Records provided START

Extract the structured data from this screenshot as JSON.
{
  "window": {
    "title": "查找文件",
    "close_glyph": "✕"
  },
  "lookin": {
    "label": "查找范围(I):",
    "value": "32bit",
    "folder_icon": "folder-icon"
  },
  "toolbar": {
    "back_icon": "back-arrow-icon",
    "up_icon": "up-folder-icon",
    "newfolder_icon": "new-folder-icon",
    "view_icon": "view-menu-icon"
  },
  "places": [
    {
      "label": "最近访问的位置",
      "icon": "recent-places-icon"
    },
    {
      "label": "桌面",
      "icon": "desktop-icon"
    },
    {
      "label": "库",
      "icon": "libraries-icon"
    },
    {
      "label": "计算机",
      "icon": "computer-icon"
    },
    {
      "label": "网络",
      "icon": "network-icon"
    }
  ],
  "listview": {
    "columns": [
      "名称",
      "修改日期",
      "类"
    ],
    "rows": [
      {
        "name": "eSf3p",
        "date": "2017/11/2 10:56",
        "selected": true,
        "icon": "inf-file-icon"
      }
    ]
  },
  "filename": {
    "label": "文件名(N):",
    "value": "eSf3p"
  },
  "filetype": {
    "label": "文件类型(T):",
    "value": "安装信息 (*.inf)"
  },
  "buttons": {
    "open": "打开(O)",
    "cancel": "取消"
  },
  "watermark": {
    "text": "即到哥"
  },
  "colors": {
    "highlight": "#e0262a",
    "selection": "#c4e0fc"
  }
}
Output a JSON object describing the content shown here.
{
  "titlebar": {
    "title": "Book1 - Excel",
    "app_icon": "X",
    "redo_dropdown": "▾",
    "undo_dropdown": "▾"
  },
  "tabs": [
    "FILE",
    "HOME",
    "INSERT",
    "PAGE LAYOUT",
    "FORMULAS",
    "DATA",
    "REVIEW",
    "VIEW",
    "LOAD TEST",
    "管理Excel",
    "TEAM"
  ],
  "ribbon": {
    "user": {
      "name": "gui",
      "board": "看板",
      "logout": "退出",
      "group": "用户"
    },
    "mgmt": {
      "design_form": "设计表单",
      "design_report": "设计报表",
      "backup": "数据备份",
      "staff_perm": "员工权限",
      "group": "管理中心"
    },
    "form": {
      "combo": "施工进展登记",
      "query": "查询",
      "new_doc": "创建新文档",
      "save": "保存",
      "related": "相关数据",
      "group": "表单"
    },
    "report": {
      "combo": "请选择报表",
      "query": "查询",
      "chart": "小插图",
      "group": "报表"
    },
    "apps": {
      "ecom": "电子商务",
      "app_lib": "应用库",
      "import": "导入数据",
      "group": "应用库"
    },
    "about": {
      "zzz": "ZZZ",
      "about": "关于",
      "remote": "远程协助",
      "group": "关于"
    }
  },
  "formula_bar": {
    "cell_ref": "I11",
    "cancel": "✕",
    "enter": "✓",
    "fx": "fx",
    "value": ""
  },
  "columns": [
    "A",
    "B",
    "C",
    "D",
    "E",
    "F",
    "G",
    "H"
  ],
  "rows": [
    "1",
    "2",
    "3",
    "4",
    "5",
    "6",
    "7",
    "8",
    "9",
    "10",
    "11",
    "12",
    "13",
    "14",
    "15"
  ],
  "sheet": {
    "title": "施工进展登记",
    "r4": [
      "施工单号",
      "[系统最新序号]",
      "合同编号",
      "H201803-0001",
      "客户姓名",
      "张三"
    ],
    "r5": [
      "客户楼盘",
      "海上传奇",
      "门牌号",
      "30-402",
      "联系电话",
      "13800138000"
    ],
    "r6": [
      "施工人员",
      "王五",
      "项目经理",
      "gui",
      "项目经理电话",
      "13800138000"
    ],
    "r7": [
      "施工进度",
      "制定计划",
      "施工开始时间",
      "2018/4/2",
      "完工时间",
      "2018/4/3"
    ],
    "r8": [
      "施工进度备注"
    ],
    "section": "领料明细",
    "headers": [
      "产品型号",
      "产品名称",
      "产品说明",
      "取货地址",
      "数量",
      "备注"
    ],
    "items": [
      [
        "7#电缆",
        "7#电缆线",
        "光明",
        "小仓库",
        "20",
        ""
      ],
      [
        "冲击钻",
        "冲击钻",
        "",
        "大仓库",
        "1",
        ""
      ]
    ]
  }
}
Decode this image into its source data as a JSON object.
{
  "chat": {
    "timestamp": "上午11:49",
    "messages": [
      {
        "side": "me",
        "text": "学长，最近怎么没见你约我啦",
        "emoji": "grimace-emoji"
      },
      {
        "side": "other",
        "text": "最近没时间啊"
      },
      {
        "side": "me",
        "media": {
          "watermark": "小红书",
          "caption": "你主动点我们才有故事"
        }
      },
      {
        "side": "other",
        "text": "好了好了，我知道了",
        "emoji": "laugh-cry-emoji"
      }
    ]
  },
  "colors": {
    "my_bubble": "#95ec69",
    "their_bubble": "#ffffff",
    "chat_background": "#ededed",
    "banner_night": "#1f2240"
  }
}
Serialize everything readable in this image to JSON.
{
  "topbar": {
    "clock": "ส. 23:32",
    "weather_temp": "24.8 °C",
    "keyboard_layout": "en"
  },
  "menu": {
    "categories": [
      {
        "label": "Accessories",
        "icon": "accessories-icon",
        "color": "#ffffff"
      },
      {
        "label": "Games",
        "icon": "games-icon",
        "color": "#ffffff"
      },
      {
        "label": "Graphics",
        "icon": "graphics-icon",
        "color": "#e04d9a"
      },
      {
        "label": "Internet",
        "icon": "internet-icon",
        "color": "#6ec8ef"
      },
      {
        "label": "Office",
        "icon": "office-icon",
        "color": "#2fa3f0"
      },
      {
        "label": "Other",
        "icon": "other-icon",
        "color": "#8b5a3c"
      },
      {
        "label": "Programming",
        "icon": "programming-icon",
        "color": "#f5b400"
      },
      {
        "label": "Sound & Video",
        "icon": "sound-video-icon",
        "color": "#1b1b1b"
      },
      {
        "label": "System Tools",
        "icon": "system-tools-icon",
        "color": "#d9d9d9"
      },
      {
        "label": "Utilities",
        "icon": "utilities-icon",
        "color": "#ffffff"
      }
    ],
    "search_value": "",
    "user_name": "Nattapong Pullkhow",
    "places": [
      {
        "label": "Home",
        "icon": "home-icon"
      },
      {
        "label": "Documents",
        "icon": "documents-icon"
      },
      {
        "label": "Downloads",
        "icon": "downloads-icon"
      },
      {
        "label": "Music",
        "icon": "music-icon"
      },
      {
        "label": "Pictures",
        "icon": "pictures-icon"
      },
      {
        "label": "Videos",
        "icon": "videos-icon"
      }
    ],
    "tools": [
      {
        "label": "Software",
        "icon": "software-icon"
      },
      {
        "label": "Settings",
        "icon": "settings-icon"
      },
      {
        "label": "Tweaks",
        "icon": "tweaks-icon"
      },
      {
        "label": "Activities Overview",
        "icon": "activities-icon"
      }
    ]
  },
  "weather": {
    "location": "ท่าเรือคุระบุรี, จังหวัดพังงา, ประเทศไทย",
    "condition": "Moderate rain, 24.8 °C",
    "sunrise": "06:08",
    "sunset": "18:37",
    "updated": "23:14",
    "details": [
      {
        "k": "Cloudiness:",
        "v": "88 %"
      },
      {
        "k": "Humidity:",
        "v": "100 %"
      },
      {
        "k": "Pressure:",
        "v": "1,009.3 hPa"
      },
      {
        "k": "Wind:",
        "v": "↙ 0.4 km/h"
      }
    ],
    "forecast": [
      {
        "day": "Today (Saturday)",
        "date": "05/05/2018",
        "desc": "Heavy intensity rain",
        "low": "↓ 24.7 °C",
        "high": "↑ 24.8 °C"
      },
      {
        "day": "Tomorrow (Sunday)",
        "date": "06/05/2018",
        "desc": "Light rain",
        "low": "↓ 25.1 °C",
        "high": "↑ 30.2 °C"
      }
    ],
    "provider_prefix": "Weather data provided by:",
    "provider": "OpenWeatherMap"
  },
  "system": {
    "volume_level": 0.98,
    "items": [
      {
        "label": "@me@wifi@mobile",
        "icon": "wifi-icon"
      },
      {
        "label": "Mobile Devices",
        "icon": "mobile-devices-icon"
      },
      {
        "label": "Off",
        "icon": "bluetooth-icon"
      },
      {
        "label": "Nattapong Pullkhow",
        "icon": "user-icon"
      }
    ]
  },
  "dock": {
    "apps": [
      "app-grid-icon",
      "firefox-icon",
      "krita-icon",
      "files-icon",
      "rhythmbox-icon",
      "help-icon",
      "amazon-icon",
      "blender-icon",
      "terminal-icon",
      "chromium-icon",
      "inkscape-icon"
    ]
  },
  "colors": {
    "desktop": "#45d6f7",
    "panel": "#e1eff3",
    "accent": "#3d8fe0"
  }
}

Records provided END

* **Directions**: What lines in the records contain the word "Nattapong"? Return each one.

* **Written response**:
    "user_name": "Nattapong Pullkhow",
        "label": "Nattapong Pullkhow",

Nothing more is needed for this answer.